I notice your time line is EST, are you a US lawyer interpreting English law ?

No I'm based in the UK. Have you complained to the employer directly. Do you know when they notified the scheme administrator of the termination date?
Customer: replied 5 years ago.

Yes have written to the company explaining my concerns and awaiting their reply, but anticipating they will not willingly shift their position as it's likely they've applied the same principle to others made redundant in the same circumstances at the same time. I assume they notified the scheme administrator immediately following my redundancy dismissal (May 1986). This has only come to my attention when I recently asked the administrator for a pension forecast as I'm only 4 yrs off from drawing the pension.

Ok I will respond in full this morning.
Hello sorry for my slight delay in getting back to you.

I am still of the opinon that the Pensions Ombudsman is the correct form of redress. They have powers to make orders to all parties concerned in the administration of a pension scheme (including the employer).

Whilst potentilaly there is a breach of contract claim against employer for incorrectly interpreting your contract at the time you were made redundant, limitation periods in UK law mean that you will not have direct redress against the employer. There is normally a 6 year limit on breach of contract claims from the date of the breach.

There is no such limit for the ombudsman running from the date of the breach, the limit for them is 3 years from when you ought reasonably to know of the problem, as you have only just received the forecast then you are well within that time limit. If the ombudsman finds in your favour then the employer/ administrators can be ordered to put things right and ultimately the courts can be involved if they refuse to comply with the determination of the ombudsman.

I have already given you the details of the Pensions Ombudman Service and would urge you to contact them to make a complaint.

All the best.

Please remember to give positive feedback. I will be happy to answer your follow on questions.
Jenny and other Law Specialists are ready to help you
Customer: replied 5 years ago.

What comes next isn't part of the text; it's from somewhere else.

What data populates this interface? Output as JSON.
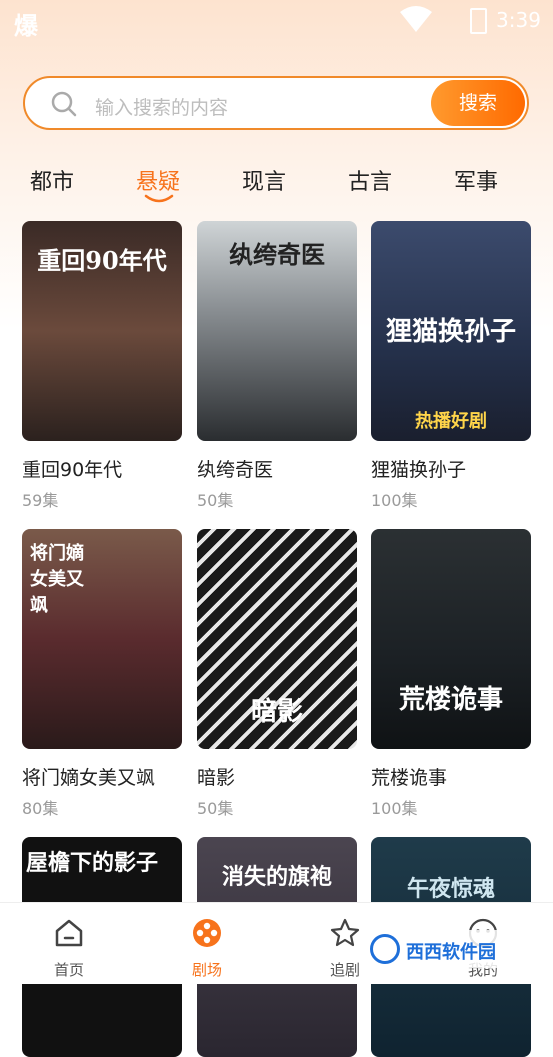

Thank you very much for your advice and especially explaining the law. I now have a better idea of how to take this forward if the employer sticks to his current position and indeed will follow through with the Pensions Ombudsman if necessary.

Many thanks,


No problem, all the best.